The CEFR is an international standard used to describe language ability. Here are specific details of the CEFR for this topic.

General Explanation:
Can understand and use familiar everyday expressions and very basic phrases aimed at the satisfaction of needs of a concrete type. Can introduce him/herself and others and can ask and answer questions about personal details such as where he/she lives, people he/she knows and things he/she has. Can interact in a simple way provided the other person talks slowly and clearly and is prepared to help.
Specific Capabilities at this Level
I can write a short, simple postcard, for example sending holiday greetings. I can fill in forms with personal details, for example entering my name, nationality and address on a hotel registration form.
Spoken Production:
I can use simple phrases and sentences to describe where I live and people I know.
Spoken Interaction:
I can interact in a simple way provided the other person is prepared to repeat or rephrase things at a slower rate of speech and help me formulate what I’m trying to say. I can ask and answer simple questions in areas of immediate need or on very familiar topics.
I can understand familiar names, words and very simple sentences, for example on notices and posters or in catalogues.

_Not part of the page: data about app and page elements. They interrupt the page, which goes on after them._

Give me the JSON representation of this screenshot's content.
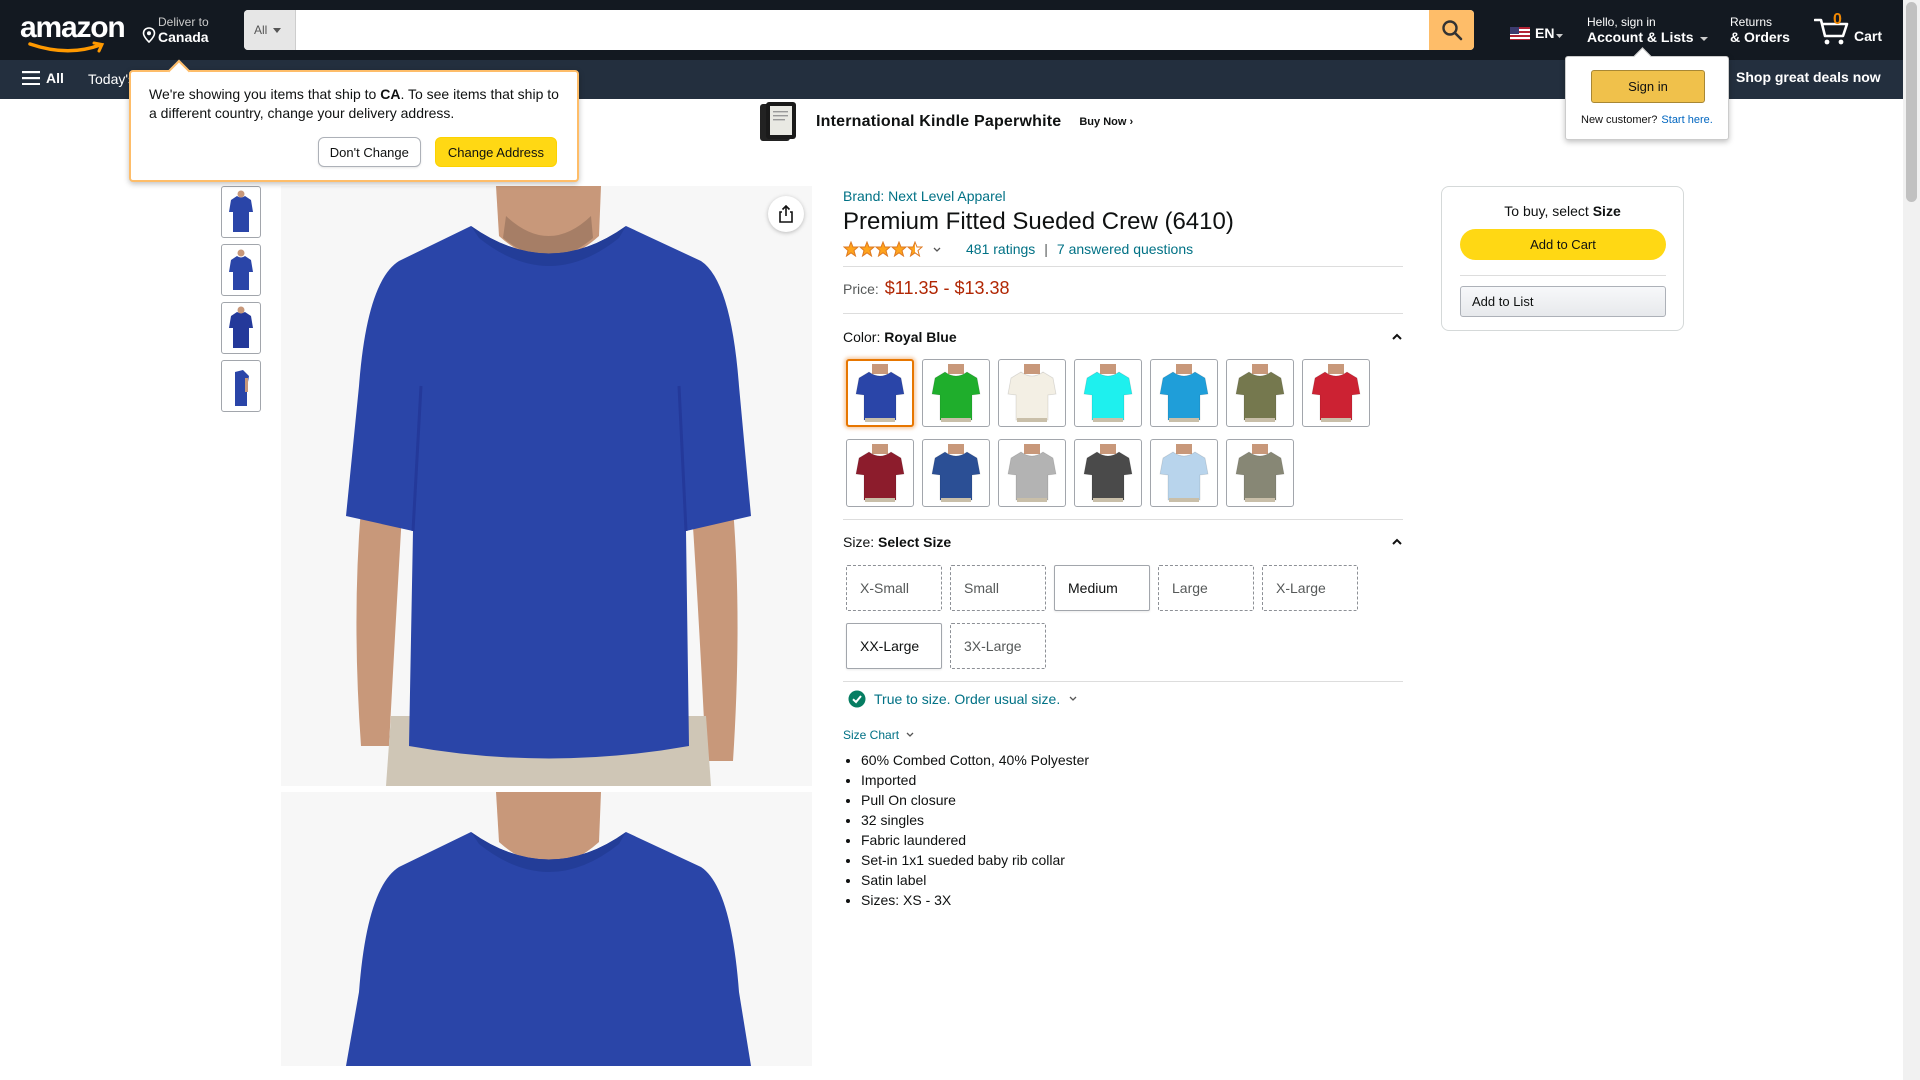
{
  "nav": {
    "logo": "amazon",
    "deliver_to": "Deliver to",
    "deliver_country": "Canada",
    "search_category": "All",
    "search_placeholder": "",
    "language": "EN",
    "account_greeting": "Hello, sign in",
    "account_label": "Account & Lists",
    "returns_l1": "Returns",
    "returns_l2": "& Orders",
    "cart_count": "0",
    "cart_label": "Cart"
  },
  "subnav": {
    "all_label": "All",
    "today_link": "Today's",
    "deals_link": "Shop great deals now"
  },
  "banner": {
    "title": "International Kindle Paperwhite",
    "cta": "Buy Now ›"
  },
  "ship_popover": {
    "text_before": "We're showing you items that ship to ",
    "country": "CA",
    "text_after": ". To see items that ship to a different country, change your delivery address.",
    "dont_change": "Don't Change",
    "change_address": "Change Address"
  },
  "signin_popover": {
    "button": "Sign in",
    "new_customer": "New customer?",
    "start_here": "Start here."
  },
  "product": {
    "brand": "Brand: Next Level Apparel",
    "title": "Premium Fitted Sueded Crew (6410)",
    "rating_stars": 4.5,
    "ratings_count": "481 ratings",
    "questions": "7 answered questions",
    "price_label": "Price:",
    "price_range": "$11.35 - $13.38",
    "color_label": "Color:",
    "color_selected": "Royal Blue",
    "colors": [
      "#2a45a8",
      "#1fae2c",
      "#f3efe4",
      "#1ef0ee",
      "#1f9ed9",
      "#75784e",
      "#cc2233",
      "#8c1c2c",
      "#2b4f95",
      "#b3b3b3",
      "#4a4a4a",
      "#b8d4ec",
      "#878775"
    ],
    "size_label": "Size:",
    "size_selected": "Select Size",
    "sizes": [
      {
        "label": "X-Small",
        "available": false
      },
      {
        "label": "Small",
        "available": false
      },
      {
        "label": "Medium",
        "available": true
      },
      {
        "label": "Large",
        "available": false
      },
      {
        "label": "X-Large",
        "available": false
      },
      {
        "label": "XX-Large",
        "available": true
      },
      {
        "label": "3X-Large",
        "available": false
      }
    ],
    "fit_message": "True to size. Order usual size.",
    "size_chart": "Size Chart",
    "bullets": [
      "60% Combed Cotton, 40% Polyester",
      "Imported",
      "Pull On closure",
      "32 singles",
      "Fabric laundered",
      "Set-in 1x1 sueded baby rib collar",
      "Satin label",
      "Sizes: XS - 3X"
    ]
  },
  "buybox": {
    "prompt_prefix": "To buy, select ",
    "prompt_bold": "Size",
    "add_to_cart": "Add to Cart",
    "add_to_list": "Add to List"
  },
  "colors": {
    "nav_bg": "#131921",
    "subnav_bg": "#232f3e",
    "price": "#b12704",
    "link": "#007185",
    "cart_button": "#ffd814",
    "search_button": "#febd69"
  }
}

I can recognize familiar words and very basic phrases concerning myself, my family and immediate concrete surroundings when people speak slowly and clearly.